As bumbling brainiac and Bafta host Stephen Fry was taking a leave of absence from Twitter with a resounding and expletive-ridden tweet stating that the platform had become "a stalking ground for the sanctimoniously self-righteous", some of us welcomed the return to the small screen of his former comedy partner, Hugh Laurie. Thankfully, though, Laurie's reappearance wasn't as the misanthropic doctor of misery in House, the award-winning medical drama that transformed the ex-Cambridge Footlights president into one of the highest paid actors on television.

Despite appearances, the acerbic Dr Gregory House was actually one of the good guys, but in new eight-part miniseries The Night Manager (which premiered on Monday on AMC, and continues tomorrow, at 10pm), Laurie gets to sink his teeth into an unambiguously villainous role: the "worst man in the world", international arms dealer Richard Roper.

Directed by Academy Award-winner Susanne Bier and adapted from John le Carre's 1993 espionage novel of the same name, The Night Manager follows ex-soldier Jonathan Pine (Tom Hiddleston; The Avengers) as he works the graveyard shift as a hotel manager in Cairo at the height of the Arab spring. When a well-connected guest is murdered, Pine is thrust into an undercover mission by anti-corruption agent Angela Burr (a heavily pregnant Olivia Colman; Broadchurch). To bring Roper down, Pine must break into the crooked businessman's tight-knit inner circle, but to gain his quarry's trust, he himself must become a criminal.

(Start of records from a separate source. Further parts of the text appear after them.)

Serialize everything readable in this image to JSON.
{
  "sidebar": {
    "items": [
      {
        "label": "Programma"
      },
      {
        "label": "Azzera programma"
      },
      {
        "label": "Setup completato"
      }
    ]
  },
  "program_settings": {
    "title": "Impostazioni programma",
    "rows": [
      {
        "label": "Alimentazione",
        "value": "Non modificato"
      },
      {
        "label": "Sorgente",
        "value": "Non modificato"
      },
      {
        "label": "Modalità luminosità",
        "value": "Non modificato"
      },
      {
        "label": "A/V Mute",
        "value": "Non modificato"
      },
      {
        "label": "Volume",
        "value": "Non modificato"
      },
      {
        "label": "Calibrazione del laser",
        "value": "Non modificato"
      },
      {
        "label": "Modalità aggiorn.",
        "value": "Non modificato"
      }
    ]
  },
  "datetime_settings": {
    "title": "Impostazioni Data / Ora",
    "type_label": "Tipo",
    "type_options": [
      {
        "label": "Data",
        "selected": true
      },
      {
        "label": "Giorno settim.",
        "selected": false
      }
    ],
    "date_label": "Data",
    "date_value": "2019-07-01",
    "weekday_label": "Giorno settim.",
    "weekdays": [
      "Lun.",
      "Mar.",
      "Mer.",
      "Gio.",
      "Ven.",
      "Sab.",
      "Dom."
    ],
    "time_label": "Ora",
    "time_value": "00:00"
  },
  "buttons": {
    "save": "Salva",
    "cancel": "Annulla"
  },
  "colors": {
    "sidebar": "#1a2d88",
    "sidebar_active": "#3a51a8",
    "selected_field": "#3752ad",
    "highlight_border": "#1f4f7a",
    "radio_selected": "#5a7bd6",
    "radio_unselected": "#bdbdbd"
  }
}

After last week's intense, well-paced premiere, the action switches from Egypt to Switzerland, where the protagonists' paths cross again. With Colman (second from right) putting in another solid performance (is she ever anything other than fantastic?), the scenes shared by Hiddleston (second from left) and Laurie (far left) rarely bristle with tension as both actors appear far too nice to play the truly nasty. When Laurie emphatically states, "If you step out of line, we'll make you howl for your mother", he sounds about as menacing as his turn as Prince Ludwig the Indestwuctible, in Blackadder II. But you never know with these Brits, all it could take is one spilt cup of tea and all hell could break loose. Let's keep our fingers jolly well crossed.

With the recent sudden cold snap came the news (followed by ridicule) that dozens of foolhardy frost chasers had been stranded on Hong Kong's highest peak, Tai Mo Shan, after "treacherous" weather had made the ground too slippery to walk on. While this freak change in climate managed to foil many of Hong Kong's most intrepid adventurers, polar explorer Eric Larsen and extreme mountaineer Ryan Waters are made of sterner stuff.

The pair will battle slightly more challenging conditions as they make a gruelling 800km journey over the frozen Arctic Ocean, in two-hour documentary Melting: Last Race to the Pole (tonight on Discovery Channel, at 9pm). The adventurers are aiming to be the fastest people to reach the North Pole unsupported and unaided (a feat fewer than 50 others have managed) in an attempt to raise awareness of global warming. Contending with unforgiving weather, rationed food, hungry polar bears and hazardous ice, the expedition will prove to be a test of strength and willpower.

"Take the hardest thing that you could possibly imagine - do that for 40 days. Then make it twice as hard and keep going," is how Larsen describes it.

With the Arctic ice melting at an unprecedented rate, we could be witnessing the very last journey of its kind. Now surely that's something worth tweeting about, Mr Fry.